This article examines the side effects of cloves, their safety, recommended dosage, and any potential drug interactions. Take a look below.
In This Article
What Are The Side Effects Of Cloves?
1. Can Increase Bleeding
Cloves can increase the risk of bleeding by enhancing the effects of blood-thinning medications, like Warfarin (2).
Cloves also interfere with other antiplatelet medications like aspirin, clopidogrel, dipyridamole, heparin, and ticlopidine. This also increases the risk of bleeding (3).
2. Might Lower Blood Sugar Way Too Much
Cloves help lower blood sugar (4). In a study, clove was found to sustain antihyperglycemic activity for a long time.
This is good news, especially for individuals dealing with diabetes.
But there is a possibility that the spice can lower your blood sugar levels way too much, especially if you are on diabetes medications.
There is no data available to determine if cloves can lower blood sugar levels way too much. But
if you are on diabetes medications, please talk to your doctor before taking cloves.
3. Can Cause Allergies
The eugenol in cloves can cause allergies. The compound reacts directly with body proteins and causes contact dermatitis. It can also cause localized irritation (1).
Cloves may also cause respiratory allergies in a few individuals. This was especially true in the case of workers involved in the spice (clove) processing factories, who inhaled the spice dust. Irritation of the upper and lower respiratory tracts and impaired lung functioning were two of the major symptoms (5).

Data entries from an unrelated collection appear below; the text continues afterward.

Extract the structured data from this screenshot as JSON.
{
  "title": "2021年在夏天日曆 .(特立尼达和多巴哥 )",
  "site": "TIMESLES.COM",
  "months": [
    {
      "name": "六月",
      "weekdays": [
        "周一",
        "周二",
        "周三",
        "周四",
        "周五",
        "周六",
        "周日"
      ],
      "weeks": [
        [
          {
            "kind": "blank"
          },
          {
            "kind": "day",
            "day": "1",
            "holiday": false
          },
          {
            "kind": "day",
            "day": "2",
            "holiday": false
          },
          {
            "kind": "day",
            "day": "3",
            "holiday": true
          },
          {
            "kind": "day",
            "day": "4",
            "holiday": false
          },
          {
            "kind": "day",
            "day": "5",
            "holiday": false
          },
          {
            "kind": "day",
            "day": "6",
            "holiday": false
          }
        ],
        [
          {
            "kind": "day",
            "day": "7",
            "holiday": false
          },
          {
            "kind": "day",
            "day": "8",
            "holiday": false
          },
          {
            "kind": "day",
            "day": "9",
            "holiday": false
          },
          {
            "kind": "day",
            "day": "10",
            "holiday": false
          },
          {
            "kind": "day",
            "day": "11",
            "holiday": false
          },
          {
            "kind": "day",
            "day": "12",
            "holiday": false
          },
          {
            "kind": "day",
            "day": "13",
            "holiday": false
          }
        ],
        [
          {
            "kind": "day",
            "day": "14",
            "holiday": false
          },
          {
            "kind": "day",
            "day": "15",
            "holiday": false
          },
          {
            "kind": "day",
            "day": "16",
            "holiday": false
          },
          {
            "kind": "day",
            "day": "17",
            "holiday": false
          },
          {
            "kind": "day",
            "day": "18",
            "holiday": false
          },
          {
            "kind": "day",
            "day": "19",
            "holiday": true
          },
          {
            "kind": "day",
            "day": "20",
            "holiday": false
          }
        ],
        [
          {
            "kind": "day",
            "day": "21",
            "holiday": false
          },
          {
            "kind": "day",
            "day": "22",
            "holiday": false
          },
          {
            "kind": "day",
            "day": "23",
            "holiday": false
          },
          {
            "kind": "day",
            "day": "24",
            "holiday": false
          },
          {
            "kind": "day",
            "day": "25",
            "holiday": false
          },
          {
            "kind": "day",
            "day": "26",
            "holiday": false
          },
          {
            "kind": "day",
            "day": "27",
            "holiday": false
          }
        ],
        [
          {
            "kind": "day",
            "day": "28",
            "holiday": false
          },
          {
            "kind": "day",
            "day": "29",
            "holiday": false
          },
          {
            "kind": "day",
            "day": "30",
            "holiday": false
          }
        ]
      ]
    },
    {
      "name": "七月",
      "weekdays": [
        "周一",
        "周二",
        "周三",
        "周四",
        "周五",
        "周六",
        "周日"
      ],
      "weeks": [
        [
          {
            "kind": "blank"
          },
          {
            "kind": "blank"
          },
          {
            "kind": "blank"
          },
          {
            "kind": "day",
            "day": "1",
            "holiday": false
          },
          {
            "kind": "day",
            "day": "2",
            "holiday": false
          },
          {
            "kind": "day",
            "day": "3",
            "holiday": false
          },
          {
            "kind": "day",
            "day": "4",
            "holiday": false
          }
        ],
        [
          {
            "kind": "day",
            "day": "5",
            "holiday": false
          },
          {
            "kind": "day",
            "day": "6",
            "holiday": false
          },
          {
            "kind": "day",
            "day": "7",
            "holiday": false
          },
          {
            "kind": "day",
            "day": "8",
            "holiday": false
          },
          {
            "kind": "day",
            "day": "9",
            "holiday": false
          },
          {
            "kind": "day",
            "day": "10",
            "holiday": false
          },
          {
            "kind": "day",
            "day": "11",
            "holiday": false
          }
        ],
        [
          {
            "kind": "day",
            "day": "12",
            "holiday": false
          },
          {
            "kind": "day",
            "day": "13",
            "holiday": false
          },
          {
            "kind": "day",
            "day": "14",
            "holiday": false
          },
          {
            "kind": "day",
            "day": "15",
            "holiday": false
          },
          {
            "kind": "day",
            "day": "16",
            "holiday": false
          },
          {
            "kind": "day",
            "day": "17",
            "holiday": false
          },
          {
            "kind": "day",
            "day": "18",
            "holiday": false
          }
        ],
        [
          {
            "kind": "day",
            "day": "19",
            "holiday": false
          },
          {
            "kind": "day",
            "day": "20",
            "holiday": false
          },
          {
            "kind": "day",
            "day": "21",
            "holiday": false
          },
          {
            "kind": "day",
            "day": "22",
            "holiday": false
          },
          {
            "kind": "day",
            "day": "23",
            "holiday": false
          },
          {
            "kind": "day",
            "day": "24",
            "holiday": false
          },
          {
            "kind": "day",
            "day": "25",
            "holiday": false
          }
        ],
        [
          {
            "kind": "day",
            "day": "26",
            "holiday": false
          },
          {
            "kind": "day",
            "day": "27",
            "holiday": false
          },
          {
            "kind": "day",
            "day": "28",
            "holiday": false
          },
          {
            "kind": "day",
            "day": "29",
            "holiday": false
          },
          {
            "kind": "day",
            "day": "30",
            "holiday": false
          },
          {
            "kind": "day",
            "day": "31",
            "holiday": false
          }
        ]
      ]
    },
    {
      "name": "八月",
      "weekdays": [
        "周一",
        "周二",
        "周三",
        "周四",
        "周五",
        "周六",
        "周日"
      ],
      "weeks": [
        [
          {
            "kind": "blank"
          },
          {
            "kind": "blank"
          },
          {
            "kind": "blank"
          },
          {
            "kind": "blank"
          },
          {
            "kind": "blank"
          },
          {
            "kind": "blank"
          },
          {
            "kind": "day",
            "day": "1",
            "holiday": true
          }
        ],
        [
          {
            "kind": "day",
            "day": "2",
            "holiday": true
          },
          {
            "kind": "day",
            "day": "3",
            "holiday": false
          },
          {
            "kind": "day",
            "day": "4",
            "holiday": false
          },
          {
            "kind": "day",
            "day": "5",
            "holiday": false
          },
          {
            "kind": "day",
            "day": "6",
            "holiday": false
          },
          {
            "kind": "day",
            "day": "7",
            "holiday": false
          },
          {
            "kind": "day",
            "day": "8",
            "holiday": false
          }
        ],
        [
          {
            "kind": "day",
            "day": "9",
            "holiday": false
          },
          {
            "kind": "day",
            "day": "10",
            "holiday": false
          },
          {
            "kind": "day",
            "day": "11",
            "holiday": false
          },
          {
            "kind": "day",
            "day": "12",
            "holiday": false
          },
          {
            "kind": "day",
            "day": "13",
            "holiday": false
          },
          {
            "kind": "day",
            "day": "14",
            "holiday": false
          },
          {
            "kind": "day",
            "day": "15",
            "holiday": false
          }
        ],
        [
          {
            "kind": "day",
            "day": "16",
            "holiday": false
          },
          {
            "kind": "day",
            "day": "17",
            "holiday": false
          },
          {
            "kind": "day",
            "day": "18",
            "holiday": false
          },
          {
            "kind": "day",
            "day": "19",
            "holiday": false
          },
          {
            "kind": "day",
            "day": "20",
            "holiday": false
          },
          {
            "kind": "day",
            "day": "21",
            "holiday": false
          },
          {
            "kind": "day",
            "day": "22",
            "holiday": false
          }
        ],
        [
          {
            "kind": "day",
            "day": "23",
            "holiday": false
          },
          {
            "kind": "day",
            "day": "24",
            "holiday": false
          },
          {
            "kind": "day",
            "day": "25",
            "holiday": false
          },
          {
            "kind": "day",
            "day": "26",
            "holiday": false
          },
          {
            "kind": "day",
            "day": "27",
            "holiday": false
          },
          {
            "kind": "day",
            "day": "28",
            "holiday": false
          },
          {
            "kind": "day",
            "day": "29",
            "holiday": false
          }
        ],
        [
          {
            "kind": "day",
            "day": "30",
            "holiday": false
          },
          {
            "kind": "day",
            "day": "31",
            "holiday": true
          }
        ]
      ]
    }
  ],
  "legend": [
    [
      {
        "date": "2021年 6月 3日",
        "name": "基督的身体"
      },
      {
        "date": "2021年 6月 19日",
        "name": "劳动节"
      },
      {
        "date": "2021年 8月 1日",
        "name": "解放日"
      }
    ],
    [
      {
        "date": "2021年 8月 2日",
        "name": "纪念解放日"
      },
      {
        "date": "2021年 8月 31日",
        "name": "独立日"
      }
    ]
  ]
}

4. Can Be Toxic
Clove (or the oil) toxicity has been documented in some instances. The oil was found to cause coma, fits, and acute liver damage (7). In the study, a 2-year-old boy administered with 5 and 10 ml of clove oil had slipped into a deep coma in 3 hours.
Though more research is being done on the toxicity of clove oil, there is information on essential oils in general – a group clove oil also belongs to. Essential oils, as a group, may cause fits, coma, renal failure, and even hypoglycemia when used in excess (7).
Cloves have powerful properties. But like any other ingredient, they can cause serious effects if consumed in excess. Hence, it is essential to be aware of the acceptable dosage limits of clove.
How Many Cloves Can You Take In A Day?
According to the World Health Organization, the acceptable daily dosage of cloves per day is 2.5 mg per 1 kg of body weight (8). Anything beyond this can cause complications.
Cloves are known for their numerous benefits. They are used in many cuisines for their unique flavor and aroma. However, they also may increase the risk of bleeding by interacting with certain blood-thinning medications, like warfarin. They also may lower blood sugar way too much. Hence, caution is advised for individuals with diabetes. Cloves may also trigger localized irritation and respiratory allergies and may aggravate oral cavities too. Their oil may be toxic to a few sensitive individuals. If you have any underlying medical condition, consult your doctor before taking cloves.
- “An unexpected positive hypersensitive reaction to eugenol” BMJ Case Reports, US National Library of Medicine, National Institutes of Health.
- “Potential interactions between alternative therapies and warfarin.” American Journal of Health-System Pharmacy, US National Library of Medicine, National Institutes of Health.
- “Clove oil” ScienceDirect.
- “Effects of Clove and Fermented Ginger on Blood Glucose, Leptin, Insulin and Insulin Receptor Levels in High Fat Diet Induced Type 2 Diabetic Rabbits.” Nigerian Journal of Physiological Sciences, US National Library of Medicine, National Institutes of Health.
- “Occupational exposure and respiratory health problems among nutmeg production workers in Grenada, the Caribbean” International Journal of Occupational and Environmental Health, US National Library of Medicine, National Institutes of Health.
- “Eugenol and carvacrol induce temporally desensitizing patterns of oral irritation and enhance innocuous warmth and noxious heat sensation on the tongue” Pain, US National Library of Medicine, National Institutes of Health.
- “Near fatal ingestion of oil of cloves” Archives of Disease in Childhood, British Medical Journal.
- “Clove: a precious spice” Asian Pacific Journal of Tropical Biomedicine, US National Library of Medicine, National Institutes of Health.